A loose, simplified adaptation of William Makepeace Thackeray’s Vanity Fair, Becky Sharp is best known as the first feature film to be shot in Technicolor, assuring it will never be forgotten, but not that it is watchable as anything better than an antique. If the cinematography were indeed the measure of its appeal, Becky Sharp could easily be dismissed as a step somebody had to take before moving on to better things. In fact, it has much to offer besides its “first” status.
The selection of Rouben Mamoulian to direct it, best known for other technical “firsts,” reinforces the expectation that the technology is the only memorable thing about Becky. Mamoulian assured undeniable invention, but his work often alternated unpredictably between vivid formal flourishes and numb mediocrity. Perhaps because of the Technicolor challenges, his work here is more focused and sustained than usual, executed with a smooth confidence that belies whatever difficulties the technology may have presented. The soft, modulated colors (in the restored version) that carefully coordinate the costumes and sets create a lovely, pastel-mint vision of Regency England. In particular, the stylized color in the Duchess of Richmond’s ball before the battle of Waterloo is justly famous and ably demonstrates imaginative control.

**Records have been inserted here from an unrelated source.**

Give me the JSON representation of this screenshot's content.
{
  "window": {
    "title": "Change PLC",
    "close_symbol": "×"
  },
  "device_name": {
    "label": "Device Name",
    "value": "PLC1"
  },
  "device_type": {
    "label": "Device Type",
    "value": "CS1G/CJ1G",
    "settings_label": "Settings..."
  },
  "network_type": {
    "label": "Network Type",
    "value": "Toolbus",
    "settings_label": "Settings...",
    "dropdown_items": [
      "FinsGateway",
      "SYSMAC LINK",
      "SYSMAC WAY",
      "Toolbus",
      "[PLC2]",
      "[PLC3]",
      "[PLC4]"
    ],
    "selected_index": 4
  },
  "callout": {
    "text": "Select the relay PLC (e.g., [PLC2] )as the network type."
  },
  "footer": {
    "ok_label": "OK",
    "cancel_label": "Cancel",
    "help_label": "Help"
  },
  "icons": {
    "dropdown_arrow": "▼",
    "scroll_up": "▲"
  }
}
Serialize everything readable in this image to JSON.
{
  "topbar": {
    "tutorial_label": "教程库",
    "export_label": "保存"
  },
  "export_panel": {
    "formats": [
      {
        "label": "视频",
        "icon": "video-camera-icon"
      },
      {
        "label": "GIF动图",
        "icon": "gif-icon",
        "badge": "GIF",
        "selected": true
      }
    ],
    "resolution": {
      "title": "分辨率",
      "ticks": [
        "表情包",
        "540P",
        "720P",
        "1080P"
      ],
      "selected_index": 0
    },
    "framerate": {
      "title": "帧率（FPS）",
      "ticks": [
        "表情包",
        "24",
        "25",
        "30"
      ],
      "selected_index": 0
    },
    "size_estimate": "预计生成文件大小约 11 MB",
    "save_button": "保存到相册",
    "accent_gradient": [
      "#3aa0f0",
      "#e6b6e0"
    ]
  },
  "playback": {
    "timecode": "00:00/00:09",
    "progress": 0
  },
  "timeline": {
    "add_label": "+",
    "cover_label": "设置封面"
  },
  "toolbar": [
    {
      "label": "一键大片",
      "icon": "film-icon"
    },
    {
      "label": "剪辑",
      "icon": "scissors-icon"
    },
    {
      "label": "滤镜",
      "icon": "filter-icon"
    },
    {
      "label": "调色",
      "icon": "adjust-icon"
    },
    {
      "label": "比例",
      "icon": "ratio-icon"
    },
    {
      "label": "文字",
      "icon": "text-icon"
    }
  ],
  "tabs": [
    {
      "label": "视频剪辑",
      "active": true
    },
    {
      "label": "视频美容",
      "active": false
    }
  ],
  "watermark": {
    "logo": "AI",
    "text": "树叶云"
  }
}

Charming as it may look, however, what makes Becky worthy of more than a footnote is that it has to be one of the most cynical films ever to come out of Hollywood. The cynicism derives from Thackeray, of course, and while Becky has been cleaned up a little to make her more attractive, the characters’ motivations and behavior remain far from Hollywood’s usual squeaky clean morality and optimism. In fact, the book’s most “moral” characters have either been eliminated or significantly reduced in importance.
With the help of Miriam Hopkins’s energetic performance, we see the world through the wide-open eyes of an opportunistic con artist who has no compunction about exploiting the hypocrisies of her time and place for personal advancement. With the exception of the menacing Lord Steyne (Cedric Hardwicke) all the other characters are duped by Becky at one time or another. The bumptious, cowardly Joseph Sedley (Nigel Bruce), brother of Becky’s friend Amelia (Frances Dee) is particularly gullible. The film fairly dances with her through the spare period decor with a winking panache that complements the Technicolor tour de force. (You need only watch Barry Lyndon to see how Thackeray’s corrupt characters can produce a far more morose take on human behavior.)
Becky Sharp is nonetheless no neglected masterpiece; its primary significance will always be because of its lucky status as the first Technicolor feature. To be honest, I probably would not have watched it unaware of its historical importance. Still, by using a new technical process without intimidation and by treating a literary classic more as a starting point than as holy writ, Becky Sharp shows that even the most famous films can provide happy surprises beyond their renown.